The Institute for Wealth Management does not have any legal or regulatory disclosures listed on its Form ADV.

As mentioned earlier, some IARs affiliated with The Institute may earn outside compensation, like commissions for selling advisory clients insurance. This presents a conflict of interest, as IARs may have financial incentive to recommend certain products or services instead of purely serving the client's needs. Then again, IARs must abide by their fiduciary duty to always act in their clients' best interests.

Opening an Account With The Institute for Wealth Management

Those looking to open an account at The Institute should visit the firm's website, where you can fill out a contact form. You can also reach the firm by phone at (303) 572-3500.

Tips for Planning Your Retirement

  • Saving enough to meet your retirement income needs is easier said than done, but a financial advisor can help. Finding a qualified financial advisor doesn’t have to be hard. SmartAsset’s free tool matches you with up to three financial advisors who serve your area, and you can interview your advisor matches at no cost to decide which one is right for you. If you’re ready to find an advisor who can help you achieve your financial goals, get started now.
  • Most companies offer some form of a 401(k) program. At the minimum, these offer tax-deferred savings, but many businesses also go the extra mile and offer to match employee contributions. To get an idea of how much a 401(k) could benefit you in the long run, check out SmartAsset’s 401(k) calculator.

How Long $1mm Lasts in Retirement

SmartAsset's interactive map highlights places where $1 million will last the longest in retirement. Zoom between states and the national map to see the top spots in each region. Also, scroll over any city to learn about the cost of living in retirement for that location.

Rank City Housing Expenses Food Expenses Healthcare Expenses Utilities Expenses Transportation Expenses

Methodology We analyzed data on average expenditures for seniors, cost of living and investment returns to determine how many years of retirement a $1 million nest egg would cover in cities across America.

First, we looked at data from the Bureau of Labor Statistics (BLS) on the average annual expenditures of seniors.
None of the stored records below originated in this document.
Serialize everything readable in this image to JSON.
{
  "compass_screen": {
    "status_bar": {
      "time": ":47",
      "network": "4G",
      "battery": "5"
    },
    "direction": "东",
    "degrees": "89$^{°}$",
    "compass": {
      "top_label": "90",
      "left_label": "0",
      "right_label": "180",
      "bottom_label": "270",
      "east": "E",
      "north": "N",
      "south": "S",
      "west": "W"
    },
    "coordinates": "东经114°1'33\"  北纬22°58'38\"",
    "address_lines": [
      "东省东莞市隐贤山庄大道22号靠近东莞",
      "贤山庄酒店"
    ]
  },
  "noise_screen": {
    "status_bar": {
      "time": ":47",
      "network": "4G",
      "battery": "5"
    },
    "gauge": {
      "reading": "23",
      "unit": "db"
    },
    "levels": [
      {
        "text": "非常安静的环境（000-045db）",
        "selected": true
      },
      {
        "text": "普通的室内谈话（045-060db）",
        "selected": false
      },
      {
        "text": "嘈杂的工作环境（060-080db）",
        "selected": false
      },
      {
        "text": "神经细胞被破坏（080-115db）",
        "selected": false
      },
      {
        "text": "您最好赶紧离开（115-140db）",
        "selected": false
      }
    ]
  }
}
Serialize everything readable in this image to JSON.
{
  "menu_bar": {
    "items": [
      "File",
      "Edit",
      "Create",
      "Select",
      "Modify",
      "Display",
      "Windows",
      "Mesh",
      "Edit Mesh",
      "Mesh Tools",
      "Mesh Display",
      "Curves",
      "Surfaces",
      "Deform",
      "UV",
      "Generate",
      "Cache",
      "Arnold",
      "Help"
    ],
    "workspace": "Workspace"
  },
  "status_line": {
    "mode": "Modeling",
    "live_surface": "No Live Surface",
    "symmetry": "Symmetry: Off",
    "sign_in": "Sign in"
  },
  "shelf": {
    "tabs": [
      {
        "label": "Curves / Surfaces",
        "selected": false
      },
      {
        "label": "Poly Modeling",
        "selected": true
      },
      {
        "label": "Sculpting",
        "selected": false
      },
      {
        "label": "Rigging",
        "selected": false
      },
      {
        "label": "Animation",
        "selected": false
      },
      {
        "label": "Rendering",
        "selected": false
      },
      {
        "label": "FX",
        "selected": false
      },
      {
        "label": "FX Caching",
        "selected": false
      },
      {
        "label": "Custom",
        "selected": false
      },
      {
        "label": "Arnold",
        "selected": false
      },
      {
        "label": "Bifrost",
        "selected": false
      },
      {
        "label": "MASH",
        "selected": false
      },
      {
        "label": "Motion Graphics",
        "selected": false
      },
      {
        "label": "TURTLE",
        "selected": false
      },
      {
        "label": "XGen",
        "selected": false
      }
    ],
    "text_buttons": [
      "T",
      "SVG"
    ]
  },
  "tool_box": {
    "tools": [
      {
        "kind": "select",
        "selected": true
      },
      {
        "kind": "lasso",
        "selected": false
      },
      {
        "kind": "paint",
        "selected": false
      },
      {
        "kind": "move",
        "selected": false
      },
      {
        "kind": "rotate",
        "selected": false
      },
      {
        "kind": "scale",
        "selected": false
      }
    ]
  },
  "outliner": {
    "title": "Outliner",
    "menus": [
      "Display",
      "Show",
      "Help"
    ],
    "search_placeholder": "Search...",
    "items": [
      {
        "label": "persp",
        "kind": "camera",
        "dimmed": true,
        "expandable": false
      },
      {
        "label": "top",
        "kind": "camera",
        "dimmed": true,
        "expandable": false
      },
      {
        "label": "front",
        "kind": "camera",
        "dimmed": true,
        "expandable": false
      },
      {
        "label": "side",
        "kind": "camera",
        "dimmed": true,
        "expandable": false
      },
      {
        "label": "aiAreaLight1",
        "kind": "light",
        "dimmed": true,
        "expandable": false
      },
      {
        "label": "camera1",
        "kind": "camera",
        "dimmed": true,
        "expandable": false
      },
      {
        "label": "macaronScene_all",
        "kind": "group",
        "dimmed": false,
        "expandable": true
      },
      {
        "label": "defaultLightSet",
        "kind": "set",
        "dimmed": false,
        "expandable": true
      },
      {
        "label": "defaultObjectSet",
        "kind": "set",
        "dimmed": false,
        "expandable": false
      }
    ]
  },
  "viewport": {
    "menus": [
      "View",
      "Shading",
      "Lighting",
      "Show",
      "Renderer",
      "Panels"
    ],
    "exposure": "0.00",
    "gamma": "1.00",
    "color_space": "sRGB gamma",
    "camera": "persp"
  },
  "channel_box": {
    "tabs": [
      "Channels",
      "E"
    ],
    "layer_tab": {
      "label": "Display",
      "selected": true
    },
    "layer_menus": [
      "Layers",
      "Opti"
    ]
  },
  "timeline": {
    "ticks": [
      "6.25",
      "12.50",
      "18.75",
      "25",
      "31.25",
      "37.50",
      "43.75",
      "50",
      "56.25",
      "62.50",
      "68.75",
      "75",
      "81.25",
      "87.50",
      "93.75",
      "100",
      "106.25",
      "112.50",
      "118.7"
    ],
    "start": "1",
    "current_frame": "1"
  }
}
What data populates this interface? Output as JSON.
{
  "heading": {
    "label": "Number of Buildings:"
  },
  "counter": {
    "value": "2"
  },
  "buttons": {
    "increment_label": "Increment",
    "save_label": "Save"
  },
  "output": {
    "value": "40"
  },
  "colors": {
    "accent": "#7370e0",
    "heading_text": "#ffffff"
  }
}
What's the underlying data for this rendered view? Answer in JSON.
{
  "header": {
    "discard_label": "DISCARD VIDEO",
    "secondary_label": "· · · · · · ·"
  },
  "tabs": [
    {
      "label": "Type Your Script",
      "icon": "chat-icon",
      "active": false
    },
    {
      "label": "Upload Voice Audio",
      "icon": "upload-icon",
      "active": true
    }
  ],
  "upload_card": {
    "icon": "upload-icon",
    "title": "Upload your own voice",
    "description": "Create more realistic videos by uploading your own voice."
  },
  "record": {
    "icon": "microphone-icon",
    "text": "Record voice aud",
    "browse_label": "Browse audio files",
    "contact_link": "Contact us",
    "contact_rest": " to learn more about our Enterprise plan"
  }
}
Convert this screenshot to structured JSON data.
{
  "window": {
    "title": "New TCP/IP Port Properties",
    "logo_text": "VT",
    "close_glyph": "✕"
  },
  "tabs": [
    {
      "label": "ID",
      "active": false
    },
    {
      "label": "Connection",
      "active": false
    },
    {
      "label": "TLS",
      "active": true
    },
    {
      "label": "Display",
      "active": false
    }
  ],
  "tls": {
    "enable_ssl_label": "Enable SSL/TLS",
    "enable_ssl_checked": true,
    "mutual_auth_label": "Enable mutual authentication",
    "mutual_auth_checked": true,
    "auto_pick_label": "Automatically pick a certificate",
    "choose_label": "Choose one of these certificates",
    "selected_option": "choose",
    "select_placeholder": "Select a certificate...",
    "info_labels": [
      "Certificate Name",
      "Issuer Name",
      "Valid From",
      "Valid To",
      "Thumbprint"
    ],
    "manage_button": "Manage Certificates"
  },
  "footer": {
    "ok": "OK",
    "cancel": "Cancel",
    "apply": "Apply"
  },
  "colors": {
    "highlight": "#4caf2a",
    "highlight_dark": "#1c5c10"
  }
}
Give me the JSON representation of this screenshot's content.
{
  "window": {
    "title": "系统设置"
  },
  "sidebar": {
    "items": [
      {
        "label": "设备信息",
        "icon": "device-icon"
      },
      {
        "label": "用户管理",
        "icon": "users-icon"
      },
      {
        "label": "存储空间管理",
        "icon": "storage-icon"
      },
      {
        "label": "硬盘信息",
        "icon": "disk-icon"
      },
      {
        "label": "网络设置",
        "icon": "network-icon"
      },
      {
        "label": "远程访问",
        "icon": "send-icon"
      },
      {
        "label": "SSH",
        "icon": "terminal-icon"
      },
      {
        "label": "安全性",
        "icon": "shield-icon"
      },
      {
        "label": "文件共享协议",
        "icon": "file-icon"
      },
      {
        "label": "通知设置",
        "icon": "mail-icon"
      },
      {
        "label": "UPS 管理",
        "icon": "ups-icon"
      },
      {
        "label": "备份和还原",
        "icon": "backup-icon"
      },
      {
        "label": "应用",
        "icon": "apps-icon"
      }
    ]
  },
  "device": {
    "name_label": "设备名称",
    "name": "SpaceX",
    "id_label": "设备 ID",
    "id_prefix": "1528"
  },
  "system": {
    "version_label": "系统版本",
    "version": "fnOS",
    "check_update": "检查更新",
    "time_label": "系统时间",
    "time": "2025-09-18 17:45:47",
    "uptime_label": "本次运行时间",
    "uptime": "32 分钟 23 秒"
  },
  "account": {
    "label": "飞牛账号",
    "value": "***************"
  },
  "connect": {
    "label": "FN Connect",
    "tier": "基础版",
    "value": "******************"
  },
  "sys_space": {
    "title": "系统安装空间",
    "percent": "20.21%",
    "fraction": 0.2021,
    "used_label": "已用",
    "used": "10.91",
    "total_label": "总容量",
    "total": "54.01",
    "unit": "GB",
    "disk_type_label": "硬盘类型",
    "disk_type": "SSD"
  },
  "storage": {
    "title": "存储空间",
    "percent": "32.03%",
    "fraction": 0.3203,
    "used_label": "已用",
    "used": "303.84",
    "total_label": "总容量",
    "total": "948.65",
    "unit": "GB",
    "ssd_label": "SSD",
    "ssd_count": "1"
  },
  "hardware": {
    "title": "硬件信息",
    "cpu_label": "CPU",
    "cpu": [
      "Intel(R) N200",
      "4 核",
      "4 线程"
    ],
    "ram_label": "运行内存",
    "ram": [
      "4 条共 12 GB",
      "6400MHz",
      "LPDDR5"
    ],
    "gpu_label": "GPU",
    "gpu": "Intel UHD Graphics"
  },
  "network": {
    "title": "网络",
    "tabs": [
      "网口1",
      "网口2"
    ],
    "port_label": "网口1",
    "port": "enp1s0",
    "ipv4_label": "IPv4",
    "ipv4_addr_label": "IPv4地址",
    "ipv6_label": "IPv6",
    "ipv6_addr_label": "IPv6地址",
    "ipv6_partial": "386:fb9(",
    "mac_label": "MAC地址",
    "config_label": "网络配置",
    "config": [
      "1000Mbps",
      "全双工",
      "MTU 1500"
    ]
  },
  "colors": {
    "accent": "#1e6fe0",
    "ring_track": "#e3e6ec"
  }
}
We then applied cost of living data from the Council for Community and Economic Research to adjust those national average spending levels based on the costs of each expense category (housing, food, healthcare, utilities, transportation and other) in each city. Using this data, SmartAsset calculated the average cost of living for retirees in the largest U.S. cities.

We assumed the $1 million would grow at a real return (interest minus inflation) of 2%. Then, we divided $1 million by the sum of each of those annual numbers to determine how long $1 million would cover retirement expenses in each of the cities in our study. Cities where $1 million lasted the longest ranked the highest in the study.

Sources: Bureau of Labor Statistics (BLS), Council for Community and Economic Research